“It looks like you don’t know or care about what she really loves,” Thomas says. “If you’re going to buy her jewelry, you’d better know what she likes to wear. You can look for clues—does she like hearts, does she like gold or silver, is she drawn to bigger or smaller pieces?”
2. Trying to fix her problems
Unless her problem is a leaky faucet, a hard-to-hang painting, or a spider, she probably doesn’t want you to fix it. “Men and women are very different in this regard,” says psychotherapist Vinita Mehta, Ph.D. “When a woman is feeling down, she typically wants to be heard and have her feelings validated.”
Translation: If she’s having issues with her best friend or a colleague at work, she wants to vent, not come up with a solution. All you have to do is listen to her and (occasionally) agree.
3. Lavishing her with gifts
A pretty necklace here, some roses there—that’s fine. But a constant onslaught of clothes, jewelry, perfume, and other “thinking of you” trinkets? Not smart.
She dislikes your avalanche of gifts for a couple of reasons. According to Clark, too much masculine care-taking behavior (i.e. buying her things) feels controlling, especially if she’s gainfully employed and financially capable of taking care of herself. Also, even if your intentions are pure, she feels pressure to reciprocate—and no woman wants to be in a relationship where she constantly feels one step behind.
4. Jumping in the shower without an invitation
I’m all for sexy shower time—but when I’m 20 minutes late and trying to simultaneously shave my legs and deep-condition my hair, you’d better have a damn good reason for hopping in and stealing half the hot water. “Physical space is an important component in relationships,” Clark says. “Entering another’s space uninvited—even if you’re trying to be affectionate—can fall flat.”

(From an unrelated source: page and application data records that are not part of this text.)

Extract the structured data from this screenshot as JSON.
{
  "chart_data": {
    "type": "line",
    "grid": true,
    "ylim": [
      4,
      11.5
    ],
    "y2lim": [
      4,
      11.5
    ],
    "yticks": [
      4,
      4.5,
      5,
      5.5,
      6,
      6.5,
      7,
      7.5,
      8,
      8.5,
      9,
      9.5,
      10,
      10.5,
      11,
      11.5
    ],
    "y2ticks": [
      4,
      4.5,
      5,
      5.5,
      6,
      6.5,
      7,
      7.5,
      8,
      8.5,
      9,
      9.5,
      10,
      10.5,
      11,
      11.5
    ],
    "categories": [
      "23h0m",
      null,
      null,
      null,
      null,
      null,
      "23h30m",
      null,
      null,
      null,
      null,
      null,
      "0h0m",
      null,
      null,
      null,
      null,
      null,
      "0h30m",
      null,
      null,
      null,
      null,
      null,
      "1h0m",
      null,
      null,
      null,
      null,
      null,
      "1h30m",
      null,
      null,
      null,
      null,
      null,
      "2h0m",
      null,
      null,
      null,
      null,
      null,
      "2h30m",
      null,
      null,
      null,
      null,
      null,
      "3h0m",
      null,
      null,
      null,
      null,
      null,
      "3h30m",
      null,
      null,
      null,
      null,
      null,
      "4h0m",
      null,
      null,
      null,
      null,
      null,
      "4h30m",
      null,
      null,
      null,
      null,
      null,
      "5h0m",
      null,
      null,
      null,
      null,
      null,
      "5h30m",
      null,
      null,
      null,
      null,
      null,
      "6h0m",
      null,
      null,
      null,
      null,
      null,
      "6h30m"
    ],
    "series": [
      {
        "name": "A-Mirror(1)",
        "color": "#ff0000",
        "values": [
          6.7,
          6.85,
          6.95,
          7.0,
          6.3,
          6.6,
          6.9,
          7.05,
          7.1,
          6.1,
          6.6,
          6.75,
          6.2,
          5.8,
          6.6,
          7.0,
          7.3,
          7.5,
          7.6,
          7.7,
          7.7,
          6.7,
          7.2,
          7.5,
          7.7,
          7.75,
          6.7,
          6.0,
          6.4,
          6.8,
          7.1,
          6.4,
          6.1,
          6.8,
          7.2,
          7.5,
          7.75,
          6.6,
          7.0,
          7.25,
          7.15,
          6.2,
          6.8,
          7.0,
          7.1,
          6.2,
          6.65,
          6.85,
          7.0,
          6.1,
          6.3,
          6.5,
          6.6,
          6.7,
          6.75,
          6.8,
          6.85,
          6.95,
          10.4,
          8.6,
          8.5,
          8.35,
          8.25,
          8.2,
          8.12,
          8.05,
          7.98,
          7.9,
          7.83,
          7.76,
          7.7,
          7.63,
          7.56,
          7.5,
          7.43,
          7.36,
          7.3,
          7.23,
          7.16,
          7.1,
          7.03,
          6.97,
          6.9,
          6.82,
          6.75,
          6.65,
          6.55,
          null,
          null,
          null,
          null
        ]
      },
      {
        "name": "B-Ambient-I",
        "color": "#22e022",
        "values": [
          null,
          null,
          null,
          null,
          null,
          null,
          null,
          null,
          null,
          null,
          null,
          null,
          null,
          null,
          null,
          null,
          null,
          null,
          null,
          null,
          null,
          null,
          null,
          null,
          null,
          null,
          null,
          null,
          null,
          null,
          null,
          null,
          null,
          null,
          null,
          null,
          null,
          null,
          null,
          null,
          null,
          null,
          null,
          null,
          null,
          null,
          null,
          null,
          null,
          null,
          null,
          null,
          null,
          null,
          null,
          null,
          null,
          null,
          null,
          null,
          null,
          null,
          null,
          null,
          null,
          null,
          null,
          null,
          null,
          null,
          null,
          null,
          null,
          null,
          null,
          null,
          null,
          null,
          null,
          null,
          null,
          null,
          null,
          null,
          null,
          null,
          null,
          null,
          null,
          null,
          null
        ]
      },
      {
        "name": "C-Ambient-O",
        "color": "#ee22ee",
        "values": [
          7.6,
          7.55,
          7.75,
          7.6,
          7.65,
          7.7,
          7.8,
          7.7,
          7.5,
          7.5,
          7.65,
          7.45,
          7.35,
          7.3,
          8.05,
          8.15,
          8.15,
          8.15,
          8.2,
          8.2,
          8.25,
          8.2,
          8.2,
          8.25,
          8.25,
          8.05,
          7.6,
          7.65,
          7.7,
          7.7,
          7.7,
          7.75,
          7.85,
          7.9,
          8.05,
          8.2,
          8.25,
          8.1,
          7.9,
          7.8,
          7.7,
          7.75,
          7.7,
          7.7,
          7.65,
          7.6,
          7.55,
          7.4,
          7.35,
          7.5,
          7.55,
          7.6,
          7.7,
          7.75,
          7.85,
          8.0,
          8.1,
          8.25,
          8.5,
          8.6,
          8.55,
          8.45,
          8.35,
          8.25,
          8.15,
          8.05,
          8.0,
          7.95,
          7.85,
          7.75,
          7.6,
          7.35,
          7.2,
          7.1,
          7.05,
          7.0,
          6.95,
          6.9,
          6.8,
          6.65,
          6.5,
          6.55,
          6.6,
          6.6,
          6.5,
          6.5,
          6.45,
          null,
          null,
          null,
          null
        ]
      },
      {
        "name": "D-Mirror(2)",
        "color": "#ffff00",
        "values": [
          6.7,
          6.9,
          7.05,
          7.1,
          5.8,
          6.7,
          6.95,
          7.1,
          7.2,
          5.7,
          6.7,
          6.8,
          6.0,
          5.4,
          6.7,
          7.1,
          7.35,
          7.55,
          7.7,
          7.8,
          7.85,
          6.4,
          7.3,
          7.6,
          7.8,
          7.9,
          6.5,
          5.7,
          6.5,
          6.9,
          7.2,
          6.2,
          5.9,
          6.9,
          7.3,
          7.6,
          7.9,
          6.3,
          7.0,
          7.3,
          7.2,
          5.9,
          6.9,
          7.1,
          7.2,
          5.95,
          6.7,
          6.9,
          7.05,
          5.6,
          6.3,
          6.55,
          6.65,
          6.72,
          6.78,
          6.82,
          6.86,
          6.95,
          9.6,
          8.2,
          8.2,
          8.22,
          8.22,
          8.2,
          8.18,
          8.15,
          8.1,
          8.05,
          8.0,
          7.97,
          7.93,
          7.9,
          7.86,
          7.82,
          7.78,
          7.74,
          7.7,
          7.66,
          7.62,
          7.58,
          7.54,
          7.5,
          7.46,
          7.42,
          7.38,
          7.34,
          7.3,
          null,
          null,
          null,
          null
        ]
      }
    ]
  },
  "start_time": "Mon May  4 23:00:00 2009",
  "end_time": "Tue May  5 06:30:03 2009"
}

I’m not saying you can’t be spontaneous and romantic, just try not to do it when we’re pressed for time or in the middle of getting ready: No girl wants to be dragged away for a quickie when she’s halfway done with her makeup.
5. Checking in on her
You know the drill: Drop her off, but wait until she’s inside before driving off. That’s fine—no woman is going to fault you for seeing her safely home. But when you start asking her where she is, or when she’s coming back, even if it’s just because you care about her and are excited to see her, she’ll start getting irritated.
“This is almost always meant to convey interest, caring, and affection,” says Clark. “But it can read to her as controlling and jealous. Too much attention can feel invasive.” Bottom line: Unless she asks you to, or you need her immediate expertise on how to put out a kitchen fire (or something), try not to check in on her.
Read more in Men’s Health
Op-ed pieces and contributions are the opinions of the writers only and do not represent the opinions of Y!/YNaija.